[Component data from apps and pages]
· · ·
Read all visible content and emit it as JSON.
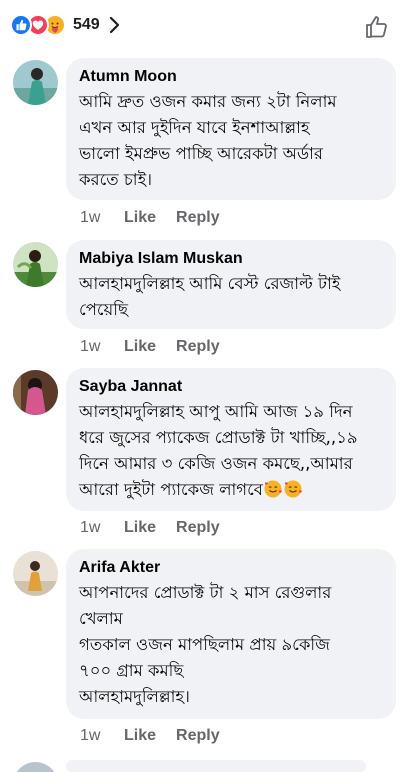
{
  "reactions": {
    "icons": [
      "like-icon",
      "love-icon",
      "care-icon"
    ],
    "count": "549",
    "colors": {
      "like": "#1877f2",
      "love": "#f33e58",
      "care": "#f7b125"
    }
  },
  "comments": [
    {
      "author": "Atumn Moon",
      "text": "আমি দ্রুত ওজন কমার জন্য ২টা নিলাম\nএখন আর দুইদিন যাবে ইনশাআল্লাহ\nভালো ইমপ্রুভ পাচ্ছি আরেকটা অর্ডার\nকরতে চাই।",
      "time": "1w",
      "like_label": "Like",
      "reply_label": "Reply"
    },
    {
      "author": "Mabiya Islam Muskan",
      "text": "আলহামদুলিল্লাহ আমি বেস্ট রেজাল্ট টাই\nপেয়েছি",
      "time": "1w",
      "like_label": "Like",
      "reply_label": "Reply"
    },
    {
      "author": "Sayba Jannat",
      "text": "আলহামদুলিল্লাহ আপু আমি আজ ১৯ দিন\nধরে জুসের প্যাকেজ প্রোডাক্ট টা খাচ্ছি,,১৯\nদিনে আমার ৩ কেজি ওজন কমছে,,আমার\nআরো দুইটা প্যাকেজ লাগবে",
      "emoji": "smiling-face-with-hearts-icon",
      "time": "1w",
      "like_label": "Like",
      "reply_label": "Reply"
    },
    {
      "author": "Arifa Akter",
      "text": "আপনাদের প্রোডাক্ট টা ২ মাস রেগুলার\nখেলাম\nগতকাল ওজন মাপছিলাম প্রায় ৯কেজি\n৭০০ গ্রাম কমছি\nআলহামদুলিল্লাহ।",
      "time": "1w",
      "like_label": "Like",
      "reply_label": "Reply"
    }
  ]
}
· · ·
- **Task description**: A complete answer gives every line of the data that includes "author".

- **Exercise output**:
      "author": "Atumn Moon",
      "author": "Mabiya Islam Muskan",
      "author": "Sayba Jannat",
      "author": "Arifa Akter",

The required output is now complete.